Plans in place but implementation limited, resulting in continued deforestation, loss of biodiversity and land degradation.
Africa: African countries have committed to integrate sustainability into development planning since the 1992 Rio Conference and continue to recognise the opportunities from transitioning to a green economy. They have ratified the three Rio Conventions: the Convention on Biological Diversity (CBD), the Convention to Combat Desertification (UNCCD), and the UN Framework Conference on Climate Change (UNFCCC), components of which have also been adopted in AU conventions In a 2011 consensus statement on Rio+20, African countries committed to enhance efforts to improve national environment governance and strengthen partnerships with non-traditional actors and the private sector.
Development partners: Partners have ratified these multilateral agreements and have committed to support African efforts to achieve sustainable development based on concrete actions for the implementation of Agenda 21. They agreed to significantly reduce the rate of biodiversity loss by 2010 (MDG7), and have committed to promote sustainable forest management and tackle illegal activities such as logging and illicit trade in wildlife. The forthcoming Rio+20 Summit will generate commitments on: (a) a green economy in the context of sustainable development and poverty eradication; and (b) the institutional framework for sustainable development.

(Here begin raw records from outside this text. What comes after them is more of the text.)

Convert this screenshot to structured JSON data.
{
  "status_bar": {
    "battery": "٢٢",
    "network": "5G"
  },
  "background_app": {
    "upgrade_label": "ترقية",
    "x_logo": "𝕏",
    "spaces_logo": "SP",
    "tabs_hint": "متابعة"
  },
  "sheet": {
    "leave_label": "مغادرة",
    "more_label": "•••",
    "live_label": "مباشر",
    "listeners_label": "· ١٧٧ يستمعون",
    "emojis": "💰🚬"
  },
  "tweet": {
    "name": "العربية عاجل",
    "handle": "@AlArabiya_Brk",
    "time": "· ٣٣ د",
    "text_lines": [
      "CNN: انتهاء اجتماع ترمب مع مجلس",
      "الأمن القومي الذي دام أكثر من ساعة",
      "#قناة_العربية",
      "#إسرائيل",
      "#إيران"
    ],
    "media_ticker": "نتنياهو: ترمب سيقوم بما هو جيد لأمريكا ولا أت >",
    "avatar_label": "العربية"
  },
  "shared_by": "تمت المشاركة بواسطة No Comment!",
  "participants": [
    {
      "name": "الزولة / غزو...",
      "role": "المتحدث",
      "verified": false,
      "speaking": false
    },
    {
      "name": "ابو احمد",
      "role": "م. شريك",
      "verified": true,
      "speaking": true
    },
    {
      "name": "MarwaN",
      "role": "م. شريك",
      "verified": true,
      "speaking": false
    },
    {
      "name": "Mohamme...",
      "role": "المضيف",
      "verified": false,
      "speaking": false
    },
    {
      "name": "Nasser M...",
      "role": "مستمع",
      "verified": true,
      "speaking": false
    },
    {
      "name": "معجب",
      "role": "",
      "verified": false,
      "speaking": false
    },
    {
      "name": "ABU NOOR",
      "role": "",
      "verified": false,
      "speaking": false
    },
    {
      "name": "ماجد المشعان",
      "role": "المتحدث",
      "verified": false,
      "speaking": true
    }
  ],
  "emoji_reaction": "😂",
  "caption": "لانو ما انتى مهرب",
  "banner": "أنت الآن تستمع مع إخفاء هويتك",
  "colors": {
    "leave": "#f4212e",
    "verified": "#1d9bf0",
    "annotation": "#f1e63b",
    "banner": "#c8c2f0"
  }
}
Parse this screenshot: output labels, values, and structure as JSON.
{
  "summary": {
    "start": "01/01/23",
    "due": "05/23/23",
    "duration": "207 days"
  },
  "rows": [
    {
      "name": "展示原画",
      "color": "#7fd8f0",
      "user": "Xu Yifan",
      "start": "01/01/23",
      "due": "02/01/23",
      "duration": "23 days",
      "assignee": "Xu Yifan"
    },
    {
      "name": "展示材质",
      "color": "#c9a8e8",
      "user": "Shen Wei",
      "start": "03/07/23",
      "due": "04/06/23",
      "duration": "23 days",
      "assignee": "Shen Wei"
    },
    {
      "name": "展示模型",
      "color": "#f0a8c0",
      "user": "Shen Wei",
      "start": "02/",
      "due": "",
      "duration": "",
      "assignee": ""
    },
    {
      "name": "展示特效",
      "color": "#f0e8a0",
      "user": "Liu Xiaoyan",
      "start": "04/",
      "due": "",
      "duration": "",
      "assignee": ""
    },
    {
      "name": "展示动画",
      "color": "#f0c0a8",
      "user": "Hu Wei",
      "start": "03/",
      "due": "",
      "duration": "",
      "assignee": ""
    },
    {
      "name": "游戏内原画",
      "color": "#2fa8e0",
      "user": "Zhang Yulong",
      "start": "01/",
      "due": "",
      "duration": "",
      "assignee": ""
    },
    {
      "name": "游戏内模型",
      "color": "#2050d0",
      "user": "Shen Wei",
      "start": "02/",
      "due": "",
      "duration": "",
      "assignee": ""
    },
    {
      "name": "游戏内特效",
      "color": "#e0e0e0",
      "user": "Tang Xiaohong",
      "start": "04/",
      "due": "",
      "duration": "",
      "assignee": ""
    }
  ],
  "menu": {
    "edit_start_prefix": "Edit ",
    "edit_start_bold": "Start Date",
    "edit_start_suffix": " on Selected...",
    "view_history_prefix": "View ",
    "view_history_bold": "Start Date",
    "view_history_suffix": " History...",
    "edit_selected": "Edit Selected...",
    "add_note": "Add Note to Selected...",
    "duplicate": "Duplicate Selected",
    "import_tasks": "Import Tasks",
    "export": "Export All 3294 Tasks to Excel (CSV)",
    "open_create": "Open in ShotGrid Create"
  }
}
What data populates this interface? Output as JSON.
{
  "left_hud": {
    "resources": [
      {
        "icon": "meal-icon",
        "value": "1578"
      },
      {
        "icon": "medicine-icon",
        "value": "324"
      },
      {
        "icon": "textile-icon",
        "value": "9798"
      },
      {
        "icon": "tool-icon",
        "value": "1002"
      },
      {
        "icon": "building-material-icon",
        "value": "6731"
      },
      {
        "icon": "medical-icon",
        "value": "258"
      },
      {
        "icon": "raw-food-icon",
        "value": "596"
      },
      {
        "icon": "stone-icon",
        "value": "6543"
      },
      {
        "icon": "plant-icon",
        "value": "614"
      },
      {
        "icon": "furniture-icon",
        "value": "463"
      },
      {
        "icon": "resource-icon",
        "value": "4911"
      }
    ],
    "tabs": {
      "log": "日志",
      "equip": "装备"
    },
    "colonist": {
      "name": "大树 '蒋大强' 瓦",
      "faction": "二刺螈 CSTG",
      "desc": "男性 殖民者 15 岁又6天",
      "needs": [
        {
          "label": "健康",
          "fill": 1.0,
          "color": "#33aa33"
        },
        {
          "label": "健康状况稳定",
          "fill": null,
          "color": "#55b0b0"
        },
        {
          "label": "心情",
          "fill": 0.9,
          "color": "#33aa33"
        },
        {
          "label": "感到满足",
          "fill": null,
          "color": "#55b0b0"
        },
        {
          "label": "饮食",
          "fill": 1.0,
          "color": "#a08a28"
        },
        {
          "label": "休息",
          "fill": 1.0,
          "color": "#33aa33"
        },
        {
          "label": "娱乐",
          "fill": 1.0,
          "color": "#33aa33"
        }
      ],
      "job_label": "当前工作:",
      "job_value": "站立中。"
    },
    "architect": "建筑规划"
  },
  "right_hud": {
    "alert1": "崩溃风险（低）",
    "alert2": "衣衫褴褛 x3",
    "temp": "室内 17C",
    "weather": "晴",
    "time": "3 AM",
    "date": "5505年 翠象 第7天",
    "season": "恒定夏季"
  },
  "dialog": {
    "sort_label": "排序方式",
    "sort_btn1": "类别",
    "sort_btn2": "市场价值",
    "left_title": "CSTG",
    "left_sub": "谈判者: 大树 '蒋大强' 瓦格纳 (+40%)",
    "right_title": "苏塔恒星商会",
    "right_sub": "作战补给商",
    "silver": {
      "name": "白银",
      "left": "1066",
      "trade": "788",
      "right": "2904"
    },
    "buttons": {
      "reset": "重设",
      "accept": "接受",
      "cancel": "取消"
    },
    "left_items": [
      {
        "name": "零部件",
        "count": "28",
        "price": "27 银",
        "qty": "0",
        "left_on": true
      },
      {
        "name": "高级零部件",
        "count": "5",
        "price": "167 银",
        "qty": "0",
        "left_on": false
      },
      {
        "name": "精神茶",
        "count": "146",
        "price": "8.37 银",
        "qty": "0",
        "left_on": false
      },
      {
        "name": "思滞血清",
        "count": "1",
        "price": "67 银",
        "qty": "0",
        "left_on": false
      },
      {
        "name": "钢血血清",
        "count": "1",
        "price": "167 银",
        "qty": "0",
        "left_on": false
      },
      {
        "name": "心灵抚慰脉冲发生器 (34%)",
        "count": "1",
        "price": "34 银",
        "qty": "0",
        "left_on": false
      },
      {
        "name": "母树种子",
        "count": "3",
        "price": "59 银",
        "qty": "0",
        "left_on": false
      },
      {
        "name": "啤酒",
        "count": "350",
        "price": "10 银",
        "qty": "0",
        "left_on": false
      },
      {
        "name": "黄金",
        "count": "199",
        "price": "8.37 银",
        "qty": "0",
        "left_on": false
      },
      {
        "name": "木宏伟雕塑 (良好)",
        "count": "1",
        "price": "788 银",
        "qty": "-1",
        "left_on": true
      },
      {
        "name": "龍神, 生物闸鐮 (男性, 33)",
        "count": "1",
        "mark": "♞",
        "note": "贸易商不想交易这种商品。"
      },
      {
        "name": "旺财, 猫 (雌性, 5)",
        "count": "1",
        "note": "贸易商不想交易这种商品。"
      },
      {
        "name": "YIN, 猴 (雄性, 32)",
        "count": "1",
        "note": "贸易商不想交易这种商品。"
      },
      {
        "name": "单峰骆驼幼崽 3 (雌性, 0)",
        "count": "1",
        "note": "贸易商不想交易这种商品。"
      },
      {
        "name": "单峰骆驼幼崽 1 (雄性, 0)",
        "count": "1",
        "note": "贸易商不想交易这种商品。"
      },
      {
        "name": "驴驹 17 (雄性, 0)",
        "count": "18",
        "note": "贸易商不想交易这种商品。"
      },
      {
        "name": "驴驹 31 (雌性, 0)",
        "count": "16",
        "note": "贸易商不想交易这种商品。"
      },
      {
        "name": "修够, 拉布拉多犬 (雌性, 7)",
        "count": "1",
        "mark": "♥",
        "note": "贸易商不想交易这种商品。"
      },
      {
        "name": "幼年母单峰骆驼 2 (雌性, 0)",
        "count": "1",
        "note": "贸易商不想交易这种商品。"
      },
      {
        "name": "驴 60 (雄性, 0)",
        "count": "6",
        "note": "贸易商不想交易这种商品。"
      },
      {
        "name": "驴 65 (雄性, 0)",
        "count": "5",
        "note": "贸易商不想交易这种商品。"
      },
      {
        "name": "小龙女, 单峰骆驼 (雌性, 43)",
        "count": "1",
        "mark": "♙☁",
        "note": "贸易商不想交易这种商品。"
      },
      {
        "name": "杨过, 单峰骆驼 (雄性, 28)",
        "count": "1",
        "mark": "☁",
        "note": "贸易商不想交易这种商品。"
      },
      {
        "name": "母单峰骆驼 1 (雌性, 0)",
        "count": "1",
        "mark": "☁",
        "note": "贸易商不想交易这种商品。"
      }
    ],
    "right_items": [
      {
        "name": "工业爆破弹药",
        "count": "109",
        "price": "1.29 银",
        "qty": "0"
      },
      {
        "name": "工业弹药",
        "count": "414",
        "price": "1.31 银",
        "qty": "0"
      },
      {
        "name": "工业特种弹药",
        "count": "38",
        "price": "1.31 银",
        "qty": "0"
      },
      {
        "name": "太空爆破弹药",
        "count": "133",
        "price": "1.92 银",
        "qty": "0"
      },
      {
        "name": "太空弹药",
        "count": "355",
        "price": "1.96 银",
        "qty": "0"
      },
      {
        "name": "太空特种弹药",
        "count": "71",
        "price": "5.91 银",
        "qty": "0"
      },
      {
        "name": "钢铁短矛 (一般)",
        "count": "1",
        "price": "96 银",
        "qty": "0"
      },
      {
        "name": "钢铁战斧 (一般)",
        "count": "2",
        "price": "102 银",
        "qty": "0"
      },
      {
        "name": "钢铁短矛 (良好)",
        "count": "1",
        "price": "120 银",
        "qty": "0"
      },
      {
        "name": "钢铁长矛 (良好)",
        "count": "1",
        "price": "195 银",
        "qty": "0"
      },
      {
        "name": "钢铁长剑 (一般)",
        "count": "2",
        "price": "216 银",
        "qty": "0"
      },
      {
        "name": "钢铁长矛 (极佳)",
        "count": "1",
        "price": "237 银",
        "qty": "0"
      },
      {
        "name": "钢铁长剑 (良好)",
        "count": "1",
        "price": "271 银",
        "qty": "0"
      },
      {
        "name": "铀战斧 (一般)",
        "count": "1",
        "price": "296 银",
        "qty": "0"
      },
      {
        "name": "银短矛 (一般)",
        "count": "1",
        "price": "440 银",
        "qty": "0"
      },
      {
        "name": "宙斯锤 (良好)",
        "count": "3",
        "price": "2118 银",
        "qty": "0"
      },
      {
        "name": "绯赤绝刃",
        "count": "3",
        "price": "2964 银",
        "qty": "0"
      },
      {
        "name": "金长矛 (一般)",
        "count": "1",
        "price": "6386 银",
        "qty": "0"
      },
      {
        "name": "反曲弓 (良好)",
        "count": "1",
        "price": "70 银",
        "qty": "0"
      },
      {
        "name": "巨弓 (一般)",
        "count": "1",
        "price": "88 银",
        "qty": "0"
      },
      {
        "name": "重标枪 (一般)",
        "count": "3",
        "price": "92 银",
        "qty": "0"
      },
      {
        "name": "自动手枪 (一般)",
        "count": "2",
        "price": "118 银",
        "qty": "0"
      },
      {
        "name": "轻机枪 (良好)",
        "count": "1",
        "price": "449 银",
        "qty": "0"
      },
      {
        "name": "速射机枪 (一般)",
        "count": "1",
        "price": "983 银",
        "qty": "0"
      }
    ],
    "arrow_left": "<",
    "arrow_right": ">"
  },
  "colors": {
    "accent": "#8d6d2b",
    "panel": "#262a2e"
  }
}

What has been done to deliver on these commitments?
Africa: African governments have developed and commenced national strategies incorporating economic, social, environmental and institutional dimensions of sustainable development. While some initiatives have moved to action, implementation is generally weak and effectiveness has been limited. Inadequate institutional capacity, poor data and weak priority setting are key constraints, compounded by limited political voice and budgetary resources of Environment Ministries.
What results have been achieved?
Weak or ineffective environment policies and poor implementation have rendered environmental performance a serious concern in Africa. All but one African country fell in the bottom half of the 2010 Environmental Performance Index (EPI), which ranks 163 countries over 25 performance indicators assessing performance against established environmental policy goals. In terms of trends, nine African countries are among moderate to strong performers while 11 are among the declining to worst performers.
Bio-diversity information remains patchy. Africa has the highest risk of extinction of medicinal plants (over 50%) with concomitant risks for health and livelihoods. Species diversity is also declining: the Afrotropical Living Planet Index, which monitors changes in the population of vertebrate species across most of the continent, declined by 18% between 1970 and 2007.
Although Africa continues to experience deforestation, forest losses have slowed between 1990 and 2010, particularly in North Africa. Africa’s total area of planted forests grew from 11.6 to 15.3 million hectares between 1990 and 2010, with the largest area in North Africa. About 14% of the total forest area in Africa is designated for biodiversity conservation and is growing at 0.7% per annum. However, there has been an overall decline in primary forest area - area showing no visible indications of human activity - with a drop by 6% over the last five years. As a result, Africa has the lowest share of primary forest of all continents.
UNCCD: Two-thirds of Africa is classified as deserts or dry lands, concentrated in the Sahelian region, the Horn of Africa and the Kalahari Desert in Southern Africa. Soil erosion from overgrazing, unsustainable agricultural practices and illegal timber logging, aggravated by climate change, play a major role in overall land degradation, which affects almost two-thirds of the African population.
While some initiatives have moved to action, implementation is generally weak and effectiveness has been limited. Inadequate institutional capacity, poor data and weak priority setting are key constraints, often compounded by limited political voice and budgetary resources of Environment Ministries. Funding, including innovative financial solutions, merits more attention. As the result of weak or ineffective implementation, all but one African country fell in the bottom half of the 2010 Environmental Performance Index (EPI), which ranks 163 countries over 25 performance indicators that assess performance against established environmental policy goals.
What are the future priority actions?